But when taking deposit, people think it’s best to intersperse it with some other operations. For example, before confirming the deposit , you first go to the anti-money laundering center to make sure the address the money came from is not the address of someone who robbed a bank. So Lendf.Me adopts an improved standard on the network and supports calling external operations on a compatible basis with the original logic.
It was this feature that was targeted.
Because the operation called by the hacker was to withdraw money.
Let us solve a problem:
Your account starts with 5 dollars, and then you go to the deposit counter to deposit 1 dollar. During this process, you run to the withdrawal counter and take out 2 dollars. What should the final balance be?
The result is that Lendf.Me in the end still registered 6
We know the answer should be 4. But during the whole process, even though the withdrawal counter registered the withdrawal action, the final confirmation was made on the deposit counter, which was only told that the calculation method is: balance at the time of deposit + money deposited. So, 5+1=6.
There’s no problem with the separate processing of depositing and withdrawing money. But when called together, and with no logic to prevent malicious actions, that’s where it went wrong. The hacker took advantage of this and kept taking out this bank’s assets until all the money was gone.
What’s especially regrettable is that this hacking method, which we call a “re-entry exploit”, had already happened in Ethereum a long time ago. Even the day before the attack, people had already seen the loophole and had reminded the team. Unfortunately, it wasn’t handled very well.
Of course, the hacker then very dramatically returned the money. He even added a “better future” message for everyone. But it wasn’t because of some special magic, just that the identity of the hacker was revealed.

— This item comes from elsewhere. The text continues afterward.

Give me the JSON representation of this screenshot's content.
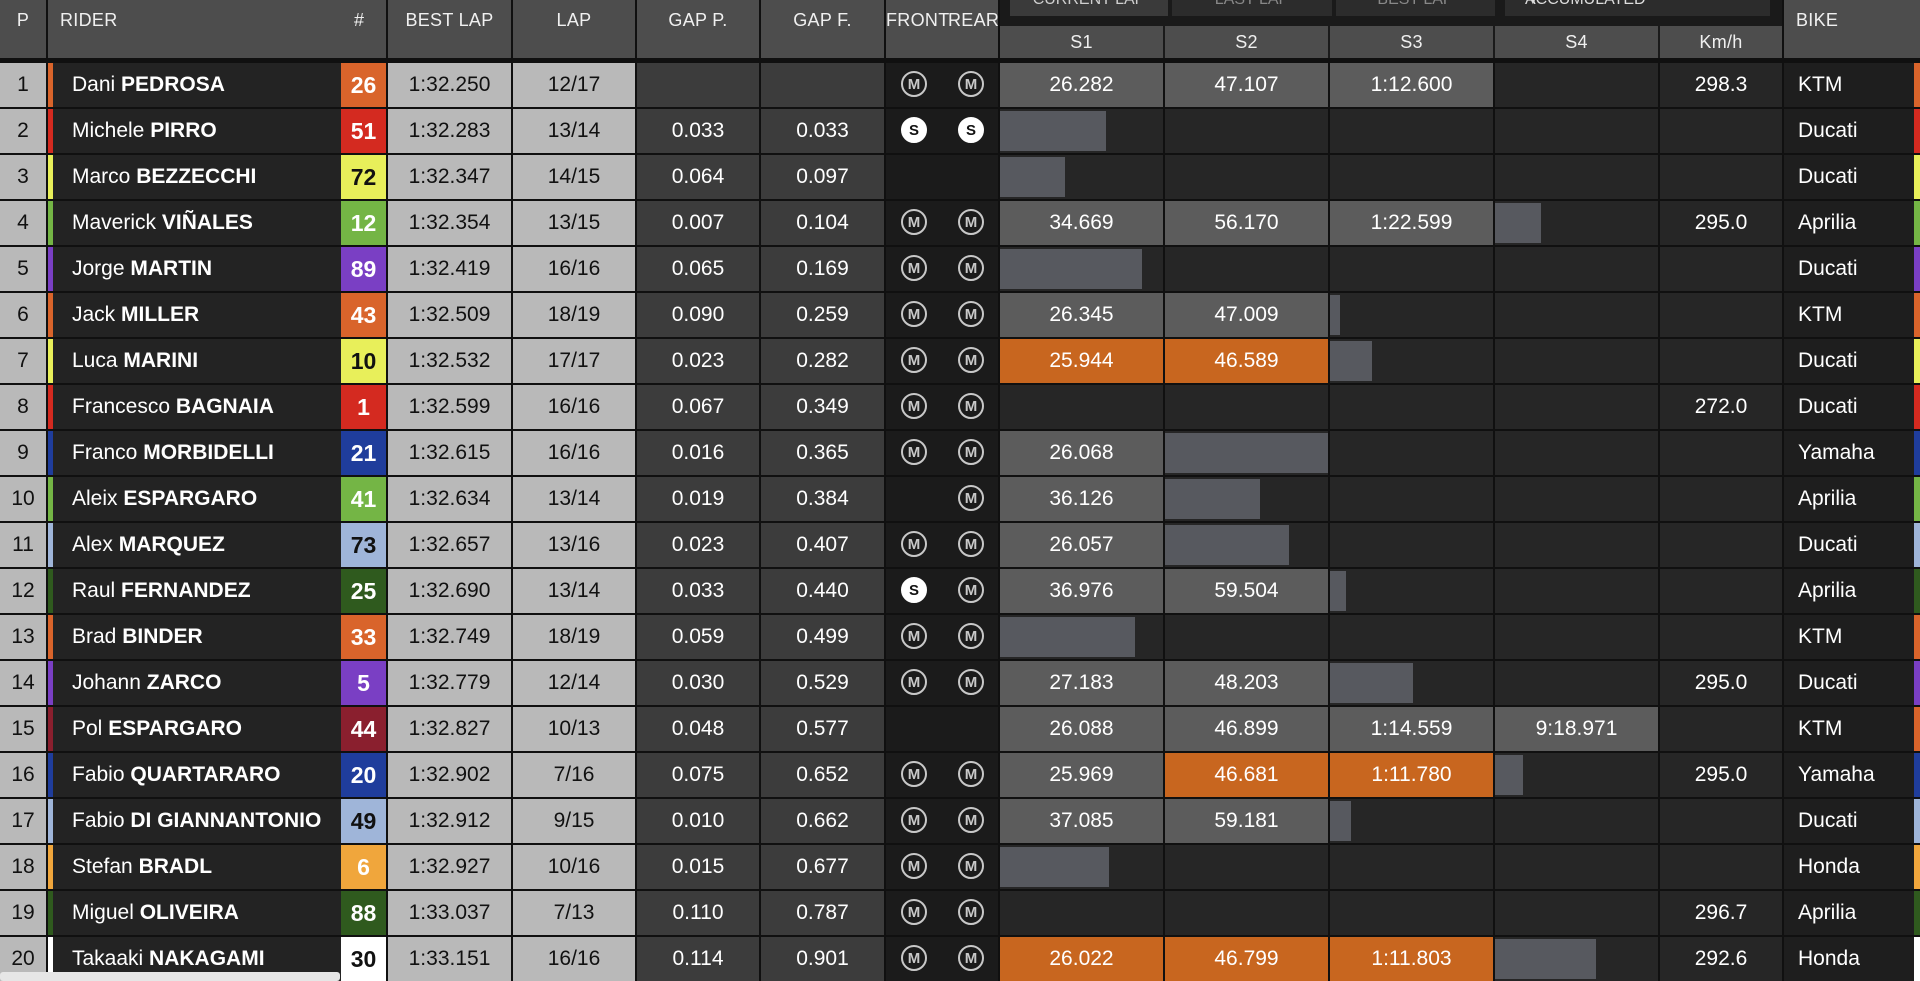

By the way, this improvement that can be used for external calls is a key difference between the token standard that Ethereum calls ERC777 and the ERC20 token standard. ERC20 is the standard adopted by most of the tokens in the “ICO” bubble that people have been hearing about for the past two years. Everyone uses the same standard API standard. No matter how many new assets are added and what each asset represents, access to various service providers like wallets, exchanges, etc. becomes very simple. It offers something great for open finance: standardization.